It's difficult as a community journalist to take on local politicians and officials. The municipal officials and council members are so interwoven in all aspects of society that the media need to speak to them on a daily basis in order to do our stories. Not that we always get satisfactory responses as the one-liner, "The municipality will not comment on this", is a stock answer.
On top of this we also run into the city leaders at local events where we have to rub shoulders in a reasonably amicable manner - difficult if you recently slammed them in the local rag. Journalists are also quickly branded as biased, and if you're white, racist. But here goes.
I find it hard to swallow that the director of municipal department who takes home R1,3 million a year can be called a public servant. Just like "military intelligence", "public servant" is fast becoming a contradiction in terms, and it just doesn't sound right that a 'servant' earns in excess of one million a year. Our public wage bill is a third of the annual budget - a mind boggling R587 billion.
The quality and capacity of some of these Directors - a very corporate title - begs the question: how do mere politicians - most who have little or no technical and business experience or training - qualify to influence decisions pertaining to the appointment of supposedly highly specialised personnel?
Politicians taking it upon themselves to decide on or influence these appointments is akin to tasking me with appointing the head of the George Herald printing press.
As a printing novice, the only possible interest I could have in choosing the operations manager would be to appoint someone who would toe the (my) line and for example close his eyes to missed editorial deadlines and the accompanying cost to the company in overtime.
Many more reasons exist why journalists should not interfere or have a say in the appointment of a printer. Why then is the appointment of public servants who have to keep cities and towns afloat, influenced by power-mongers whose main interest is climbing the political ladder?
In George we have just seen what happens when politicians interfere in the day to day running of the municipality. The wheels come off. At this stage the details of the reasons for Monday's raid by the Hawks on the municipality remain murky, but alleged political interference, self enrichment and the resulting lack of capacity are factors at play.
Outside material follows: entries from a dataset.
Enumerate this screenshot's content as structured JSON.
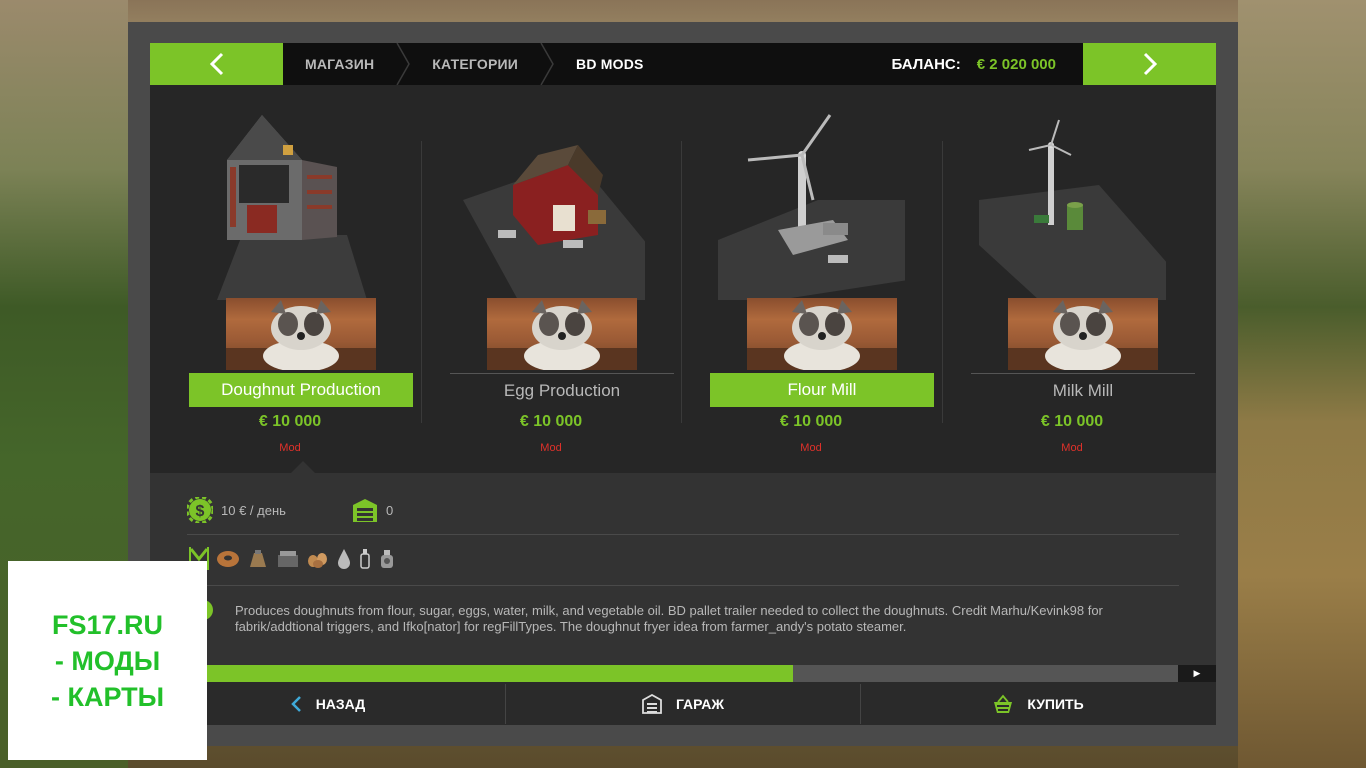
{
  "breadcrumb": [
    "МАГАЗИН",
    "КАТЕГОРИИ",
    "BD MODS"
  ],
  "balance": {
    "label": "БАЛАНС:",
    "value": "€ 2 020 000"
  },
  "items": [
    {
      "name": "Doughnut Production",
      "price": "€ 10 000",
      "tag": "Mod",
      "selected": true
    },
    {
      "name": "Egg Production",
      "price": "€ 10 000",
      "tag": "Mod",
      "selected": false
    },
    {
      "name": "Flour Mill",
      "price": "€ 10 000",
      "tag": "Mod",
      "selected": true
    },
    {
      "name": "Milk Mill",
      "price": "€ 10 000",
      "tag": "Mod",
      "selected": false
    }
  ],
  "details": {
    "upkeep": "10 € / день",
    "capacity": "0",
    "fill_icons": [
      "doughnut-icon",
      "flour-icon",
      "sugar-icon",
      "eggs-icon",
      "water-icon",
      "milk-icon",
      "oil-icon"
    ],
    "description": "Produces doughnuts from flour, sugar, eggs, water, milk, and vegetable oil. BD pallet trailer needed to collect the doughnuts. Credit Marhu/Kevink98 for fabrik/addtional triggers, and Ifko[nator] for regFillTypes. The doughnut fryer idea from farmer_andy's potato steamer."
  },
  "scroll_progress": 0.625,
  "buttons": {
    "back": "НАЗАД",
    "garage": "ГАРАЖ",
    "buy": "КУПИТЬ"
  },
  "watermark": [
    "FS17.RU",
    "- МОДЫ",
    "- КАРТЫ"
  ],
  "colors": {
    "accent": "#7cc428",
    "mod_tag": "#e0312a"
  }
}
Although South African legislation sets the borders that should be maintained between politicians and officials, an almost impossible balancing act is expected of Municipal Managers who are often pressured by councillors to make payouts or award contracts that would favour the party or a specific councillor in the next election. Cadre deployment is rife and many councillors and officials have family members and friends who work at the local municipality. Of course you can't discriminate against family and friends, but the accounting officer - the municipal manager - must make damn sure these appointments are on merit and not along buddy-buddy or bloodlines. He has a tough job and is often threatened that heads will roll if he and his team don't bow to political pressure. And I promise you, if the politicians want to get rid of an MM, they will do everything to find dirt on him.
That's why the head of a municipality must be as tough as nails and act according to the very letter of the Municipal Finance Act. NEVER EVER, must he bow before political pressure or show any favouritism - because when the day comes that he has to defend his actions to a disciplinary committee or at trial, his hands must be squeaky clean.
The only problem is that Municipal Managers are in the first instance appointed by the council in power - and will they ever knowingly appoint someone who is impossible to manipulate or influence?
At national level Directors-Generals of government departments can no longer be fired by the minister of the department, as they now report directly to President Cyril Ramaphosa. This is good news as it removes a certain degree of political interference from these appointments and provides some stability. A new minister cannot just bring in his own DG at will.
But, while we can hopefully rely on Ramaphosa to take the interest of all South Africans to heart, what if he should take ill, or God forbid, die?
Then Deputy President David Mabuza takes over, and those in the know says his tenure will be a reign of terror that will make the Zuma era seem like a walk in the park.